Examine the records and identify each line that includes the string "icon". Copy those lines.

[Opening RECORDS section]

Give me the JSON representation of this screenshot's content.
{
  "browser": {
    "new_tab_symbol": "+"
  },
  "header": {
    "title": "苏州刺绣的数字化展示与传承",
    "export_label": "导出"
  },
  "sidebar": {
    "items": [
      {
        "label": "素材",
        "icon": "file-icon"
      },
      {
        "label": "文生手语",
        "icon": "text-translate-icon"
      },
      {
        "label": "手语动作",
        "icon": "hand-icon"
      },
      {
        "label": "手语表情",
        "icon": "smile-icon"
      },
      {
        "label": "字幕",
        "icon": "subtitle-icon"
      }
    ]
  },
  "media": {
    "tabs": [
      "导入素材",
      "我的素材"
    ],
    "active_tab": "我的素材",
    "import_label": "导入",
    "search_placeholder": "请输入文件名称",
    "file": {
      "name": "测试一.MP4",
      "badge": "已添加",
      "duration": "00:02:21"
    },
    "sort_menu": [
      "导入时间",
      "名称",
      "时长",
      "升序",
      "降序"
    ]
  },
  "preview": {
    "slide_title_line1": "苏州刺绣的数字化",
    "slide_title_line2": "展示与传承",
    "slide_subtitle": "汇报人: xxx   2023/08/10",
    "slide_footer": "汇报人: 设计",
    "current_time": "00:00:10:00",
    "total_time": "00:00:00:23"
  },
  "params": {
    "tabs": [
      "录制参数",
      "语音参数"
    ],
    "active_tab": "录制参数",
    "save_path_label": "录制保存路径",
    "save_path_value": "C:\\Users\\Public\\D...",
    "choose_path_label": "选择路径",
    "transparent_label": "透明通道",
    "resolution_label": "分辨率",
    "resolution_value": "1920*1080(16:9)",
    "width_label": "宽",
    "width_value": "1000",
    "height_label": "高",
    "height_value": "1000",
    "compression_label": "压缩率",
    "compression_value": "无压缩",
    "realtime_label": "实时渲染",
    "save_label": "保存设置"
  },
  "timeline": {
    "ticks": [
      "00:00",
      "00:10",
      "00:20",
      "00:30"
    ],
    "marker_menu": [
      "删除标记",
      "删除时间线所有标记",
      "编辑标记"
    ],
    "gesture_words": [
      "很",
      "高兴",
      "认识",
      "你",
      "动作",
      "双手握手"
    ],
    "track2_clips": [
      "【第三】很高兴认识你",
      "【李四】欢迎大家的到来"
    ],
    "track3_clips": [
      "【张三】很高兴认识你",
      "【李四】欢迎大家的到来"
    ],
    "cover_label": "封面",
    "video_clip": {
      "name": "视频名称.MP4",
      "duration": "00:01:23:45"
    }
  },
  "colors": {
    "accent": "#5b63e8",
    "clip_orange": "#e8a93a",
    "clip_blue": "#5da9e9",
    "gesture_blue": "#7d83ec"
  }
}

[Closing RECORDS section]

## OUTPUT FOR THIS EXERCISE:
        "icon": "file-icon"
        "icon": "text-translate-icon"
        "icon": "hand-icon"
        "icon": "smile-icon"
        "icon": "subtitle-icon"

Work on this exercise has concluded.